A mixed bed column contains gel with different pore sizes which means the column can separate over a broader molecular size range. It’s like a mixed bed column contains a bunch of small single pore size columns in series. The main advantage of mixed bed columns are that they can analyze materials within a large molecular size range, which is ideal when analyzing unknown samples. The disadvantage to mixed bed columns is that the column contains less resolution for any one particular molecular size range than the single pore size columns. However, when two or more mixed bed columns are used in series, good resolution over a wide molecular size range is achievable.
As shown above, there are two types of mixed bed columns: regular mixed bed and linear mixed bed. Both contain gel with different pore sizes; the difference is in the ratio of the pore sizes. Regular mixed bed columns are designed so that they’re calibration curve is steeper at the extremes and flatter in the middle, creating a sweet spot which contains higher resolution than at the extremes. Linear mixed bed columns are designed so that they’re calibration curve is linear, providing equal resolution over the entire molecular size range.

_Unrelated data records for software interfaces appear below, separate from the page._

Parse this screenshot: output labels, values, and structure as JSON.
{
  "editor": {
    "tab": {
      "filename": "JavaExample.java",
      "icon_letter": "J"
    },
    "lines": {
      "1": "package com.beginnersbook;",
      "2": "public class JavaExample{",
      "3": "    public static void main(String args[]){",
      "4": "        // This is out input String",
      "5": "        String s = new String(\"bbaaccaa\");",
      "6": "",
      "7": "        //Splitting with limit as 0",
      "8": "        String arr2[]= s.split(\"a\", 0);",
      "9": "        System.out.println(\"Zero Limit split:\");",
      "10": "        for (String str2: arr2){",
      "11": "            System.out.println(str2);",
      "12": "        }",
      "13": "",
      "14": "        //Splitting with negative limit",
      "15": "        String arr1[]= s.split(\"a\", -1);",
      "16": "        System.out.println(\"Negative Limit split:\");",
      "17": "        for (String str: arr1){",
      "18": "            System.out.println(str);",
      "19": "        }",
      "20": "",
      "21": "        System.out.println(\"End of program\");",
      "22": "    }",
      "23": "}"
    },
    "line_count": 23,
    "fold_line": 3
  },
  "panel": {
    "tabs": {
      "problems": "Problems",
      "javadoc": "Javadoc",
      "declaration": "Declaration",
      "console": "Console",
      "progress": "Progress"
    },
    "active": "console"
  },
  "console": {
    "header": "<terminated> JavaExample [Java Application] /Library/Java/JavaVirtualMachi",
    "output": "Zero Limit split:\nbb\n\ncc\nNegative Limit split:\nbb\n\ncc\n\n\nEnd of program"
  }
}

Examples of a calibration curve from a regular mixed bed column (6000M) and a linear mixed bed column (6000L) are compared in the figure below. It should be noted that these curves are exaggerated for demonstration purposes. In reality, the two curves are much more similar.

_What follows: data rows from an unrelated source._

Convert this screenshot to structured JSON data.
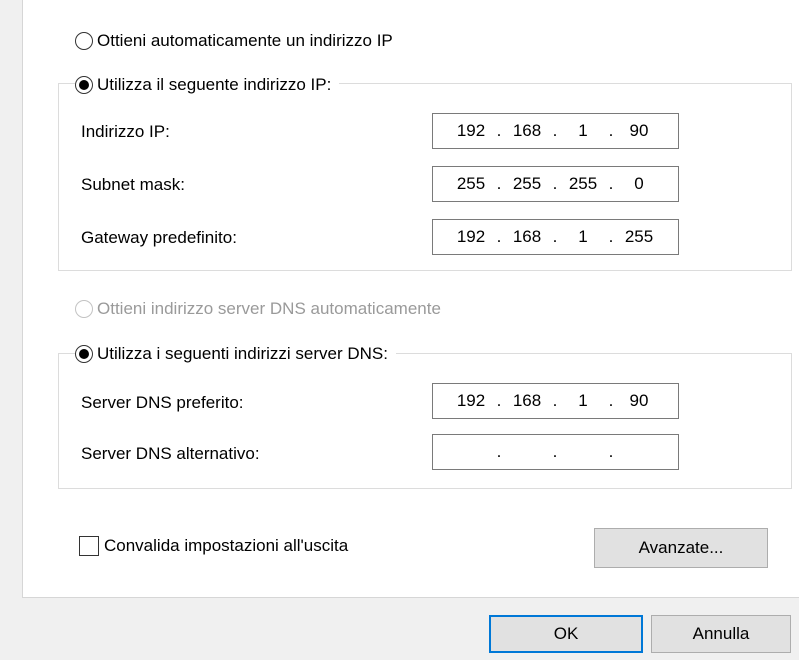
{
  "ip_mode": {
    "auto_label": "Ottieni automaticamente un indirizzo IP",
    "manual_label": "Utilizza il seguente indirizzo IP:"
  },
  "ip_fields": {
    "ip_label": "Indirizzo IP:",
    "ip": [
      "192",
      "168",
      "1",
      "90"
    ],
    "mask_label": "Subnet mask:",
    "mask": [
      "255",
      "255",
      "255",
      "0"
    ],
    "gateway_label": "Gateway predefinito:",
    "gateway": [
      "192",
      "168",
      "1",
      "255"
    ]
  },
  "dns_mode": {
    "auto_label": "Ottieni indirizzo server DNS automaticamente",
    "manual_label": "Utilizza i seguenti indirizzi server DNS:"
  },
  "dns_fields": {
    "preferred_label": "Server DNS preferito:",
    "preferred": [
      "192",
      "168",
      "1",
      "90"
    ],
    "alternate_label": "Server DNS alternativo:",
    "alternate": [
      "",
      "",
      "",
      ""
    ]
  },
  "validate": {
    "label": "Convalida impostazioni all'uscita"
  },
  "buttons": {
    "advanced": "Avanzate...",
    "ok": "OK",
    "cancel": "Annulla"
  },
  "colors": {
    "accent": "#0078d7",
    "dialog_bg": "#f0f0f0",
    "panel_bg": "#ffffff"
  }
}
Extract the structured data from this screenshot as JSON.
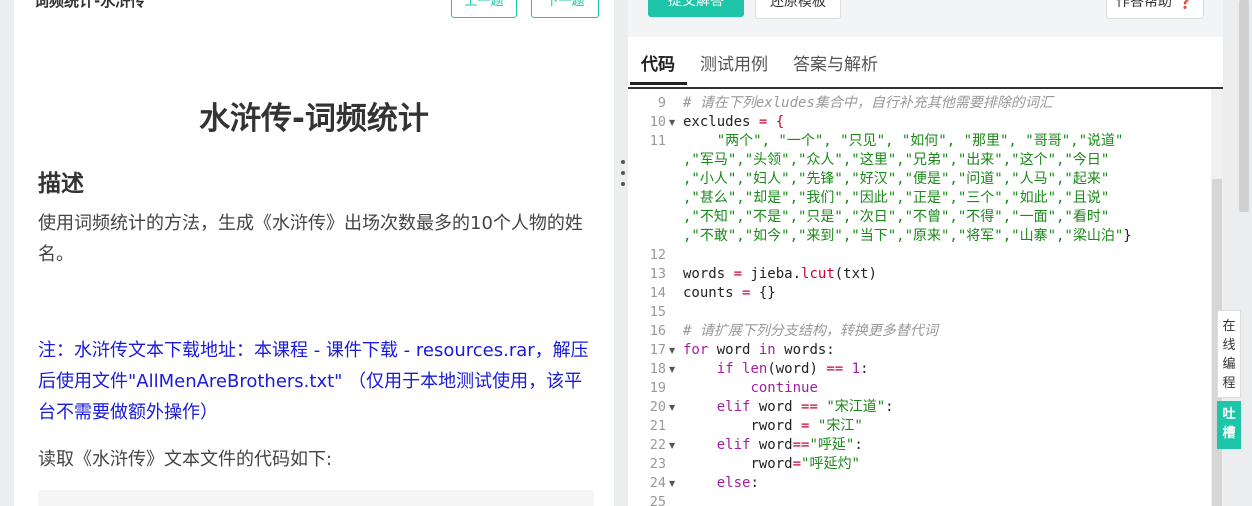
{
  "left": {
    "top_title": "词频统计-水浒传",
    "prev_btn": "上一题",
    "next_btn": "下一题",
    "title": "水浒传-词频统计",
    "section": "描述",
    "description": "使用词频统计的方法，生成《水浒传》出场次数最多的10个人物的姓名。",
    "note": "注：水浒传文本下载地址：本课程 - 课件下载 - resources.rar，解压后使用文件\"AllMenAreBrothers.txt\"  （仅用于本地测试使用，该平台不需要做额外操作）",
    "read_code": "读取《水浒传》文本文件的代码如下:"
  },
  "right": {
    "submit_btn": "提交解答",
    "reset_btn": "还原模板",
    "help_btn": "作答帮助 ❓",
    "tabs": [
      "代码",
      "测试用例",
      "答案与解析"
    ],
    "active_tab": "代码"
  },
  "editor": {
    "lines": [
      {
        "n": "9",
        "fold": false
      },
      {
        "n": "10",
        "fold": true
      },
      {
        "n": "11",
        "fold": false
      },
      {
        "n": "12",
        "fold": false
      },
      {
        "n": "13",
        "fold": false
      },
      {
        "n": "14",
        "fold": false
      },
      {
        "n": "15",
        "fold": false
      },
      {
        "n": "16",
        "fold": false
      },
      {
        "n": "17",
        "fold": true
      },
      {
        "n": "18",
        "fold": true
      },
      {
        "n": "19",
        "fold": false
      },
      {
        "n": "20",
        "fold": true
      },
      {
        "n": "21",
        "fold": false
      },
      {
        "n": "22",
        "fold": true
      },
      {
        "n": "23",
        "fold": false
      },
      {
        "n": "24",
        "fold": true
      },
      {
        "n": "25",
        "fold": false
      }
    ],
    "code": {
      "l9": "# 请在下列exludes集合中，自行补充其他需要排除的词汇",
      "l10a": "excludes",
      "l10b": " = {",
      "l11a": "    \"两个\", \"一个\", \"只见\", \"如何\", \"那里\", \"哥哥\",\"说道\"",
      "l11b": ",\"军马\",\"头领\",\"众人\",\"这里\",\"兄弟\",\"出来\",\"这个\",\"今日\"",
      "l11c": ",\"小人\",\"妇人\",\"先锋\",\"好汉\",\"便是\",\"问道\",\"人马\",\"起来\"",
      "l11d": ",\"甚么\",\"却是\",\"我们\",\"因此\",\"正是\",\"三个\",\"如此\",\"且说\"",
      "l11e": ",\"不知\",\"不是\",\"只是\",\"次日\",\"不曾\",\"不得\",\"一面\",\"看时\"",
      "l11f": ",\"不敢\",\"如今\",\"来到\",\"当下\",\"原来\",\"将军\",\"山寨\",\"梁山泊\"",
      "l11g": "}",
      "l13a": "words",
      "l13b": "jieba.",
      "l13c": "lcut",
      "l13d": "(txt)",
      "l14a": "counts",
      "l14b": "{}",
      "l16": "# 请扩展下列分支结构，转换更多替代词",
      "l17a": "for",
      "l17b": " word ",
      "l17c": "in",
      "l17d": " words:",
      "l18a": "if",
      "l18b": "len",
      "l18c": "(word)",
      "l18d": "==",
      "l18e": "1",
      "l18f": ":",
      "l19": "continue",
      "l20a": "elif",
      "l20b": " word ",
      "l20c": "==",
      "l20d": "\"宋江道\"",
      "l20e": ":",
      "l21a": "rword",
      "l21b": "\"宋江\"",
      "l22a": "elif",
      "l22b": " word",
      "l22c": "==",
      "l22d": "\"呼延\"",
      "l22e": ":",
      "l23a": "rword",
      "l23b": "\"呼延灼\"",
      "l24a": "else",
      "l24b": ":"
    }
  },
  "side": {
    "online_edit": "在线编程",
    "feedback": "吐槽"
  }
}
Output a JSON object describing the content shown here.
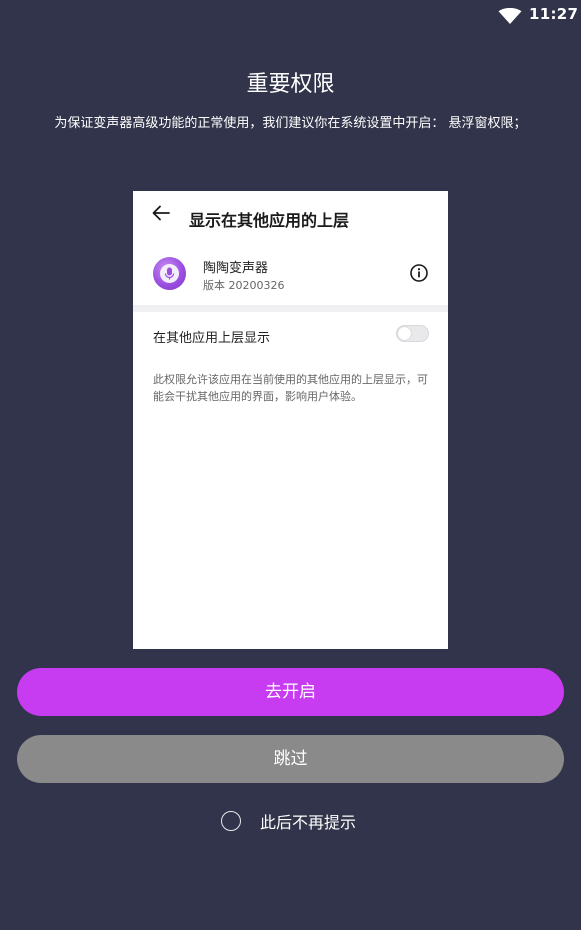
{
  "status_bar": {
    "time": "11:27",
    "wifi_icon": "wifi-icon"
  },
  "dialog": {
    "title": "重要权限",
    "subtitle": "为保证变声器高级功能的正常使用，我们建议你在系统设置中开启： 悬浮窗权限；"
  },
  "preview": {
    "back_icon": "arrow-left-icon",
    "header_title": "显示在其他应用的上层",
    "app_icon": "microphone-icon",
    "app_name": "陶陶变声器",
    "app_version": "版本 20200326",
    "info_icon": "info-icon",
    "toggle_label": "在其他应用上层显示",
    "toggle_state": "off",
    "description": "此权限允许该应用在当前使用的其他应用的上层显示，可能会干扰其他应用的界面，影响用户体验。"
  },
  "actions": {
    "primary_label": "去开启",
    "secondary_label": "跳过"
  },
  "dont_remind": {
    "label": "此后不再提示",
    "checked": false
  },
  "colors": {
    "background": "#31344a",
    "primary_button": "#c73cf0",
    "secondary_button": "#8a8a8a"
  }
}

Malvern designates regular mixed bed columns with an “M,” such as the 6000M above. This is one of the more popular columns, as both organic (T-6000M) and aqueous (A-6000M) versions exist. The linear mixed bed columns are available only in the organic variant, and are identified with an “L,” such as the 6000L above. The full name of this linear mixed bed column is LT-6000L, where the L (both of them) stands for “linear” and the T represents the general organic classification of the column.
Differentiating between these terminologies is most important when choosing which columns to use. Specifically, when determining which columns to combine to create the best column set for your samples. While it is true that one can combine several single pore columns to create an extended-range column set, in practice, it is much easier to combine mixed bed columns. When combining single pore columns, one must be careful not to create pore mismatching which can result in non-smooth calibration curves (which can then cause unexplained bumps in your sample chromatograms). Besides combining different pores to extend size range, a frequent practice is to link two or three of the same columns together to improve resolution within a specific narrow MW range. Since mixed bed columns contain gel with different pore sizes, there is usually some gel overlap which causes the resulting calibration curves to be smoother. The best results are obtained when combining one mixed bed column (regular or linear) with the same type column.
Whatever type of samples you’re analyzing, Malvern provides a variety of column options to meet your chromatographic needs, from general organic and aqueous columns to protein and specialty columns. Good luck!
Acknowledgement: Thanks go to Kyle Williams for contributing this article.